Women and Children’s Shelter helps women make long-term life changes while reconnecting them to community and God.
Each afternoon around 4:30, Tina Hildebrand looks around LifePath Christian Ministries Women and Children’s Shelter and smiles at the energy.
Kids are running off their pent-up energy, women are getting home from work, and Dexter, a fluffy little American Eskimo poodle mix who’s become the house dog, is weaving in and out of all the action.
Tina’s the director of Women and Family Ministry at LifePath, and her office door, which sits just inside the lobby, is always open.
It’s part of the warmth and compassion she brings to her work. She’s not separate or above the women staying at the shelter. It’s one small intention among many that makes LifePath unique.
LifePath Christian Ministries is donor-funded — the organization does not receive government money.
That’s an intentional choice, says LifePath chief program officer Steve Brubaker.
Being funded by donors means they can support people in ways they’ve found work best — with longer stays and programs to help change mindsets and heal souls.
“The government doesn’t have the ability to walk with women long term,” he says. “We do.”
Breaking the cycle
LifePath isn’t just a place to sleep. Every woman who comes through the doors is connected with a counselor. Individual needs are evaluated and, together, they set goals.
Mental health issues, domestic violence, substance abuse, catastrophic life events, and incarceration are just some of the things that lead women to LifePath.
For many, homelessness has been a cycle, a pattern in their life, often one that developed when they were children themselves, says Tina.
It took years to build the habits that led these women to homelessness, and it takes time to break those habits too, she says.
At LifePath, they work to not just meet the immediate need for shelter and security, but to examine the root cause behind the homelessness – and try to change that.
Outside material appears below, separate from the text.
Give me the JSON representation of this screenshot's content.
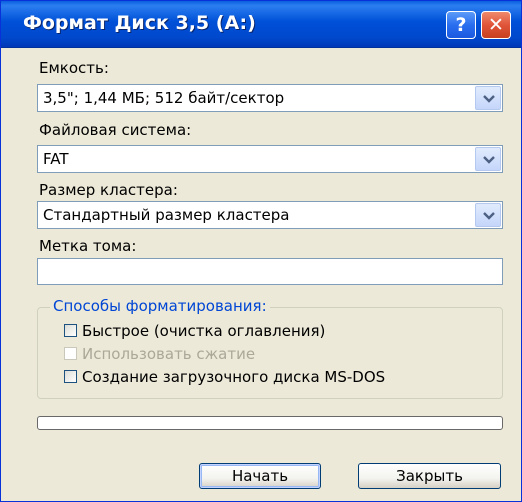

“We want to help these women develop a mindset that will change the way they’re living their lives,” Tina says.
No two women at LifePath are alike. That’s why individual goals and plans are so important. Beyond those personalized plans, there are two main tracks in addition to the emergency 30-day shelter to help women meet their long-term goals.
Women on the reconnect track stay three to six months at LifePath. While there, they can save up money, seek employment, and find the support they’ll need to make long-term changes.
The life management track is for women seeking a personal relationship with Jesus Christ. These women take classes and Bible studies and stay a year or longer.
Whatever their track, women at the shelter focus on relationship-building and live in community. They meet regularly with counselors and work to discover and change the root cause of their problems.
“When these women start to feel empowered in their life, it’s amazing to see the confidence that comes through,” Tina says.
People don’t change overnight.
It’s the little things that eventually add up, Tina says.
One situation at a time, one decision at a time, slowly changes are made until one day a person looks around and realizes they’re not who they were a year ago.
Even those who are successful at LifePath may cycle back.
On average, a person comes into a program seven times before it sticks and they sustain recovery, Steve says.
And that’s OK. LifePath is with these women for the long haul.
“We want to be there on the seventh time,” he says.
For Tina, success is seeing a woman who has become more self-aware, more responsible, who has found her voice.
She celebrates the small victories and makes sure every woman at LifePath knows that she sees them, and God sees them.
“Every life has value,” she says.
When a woman who comes through LifePath begins to see her value, that’s something worth celebrating.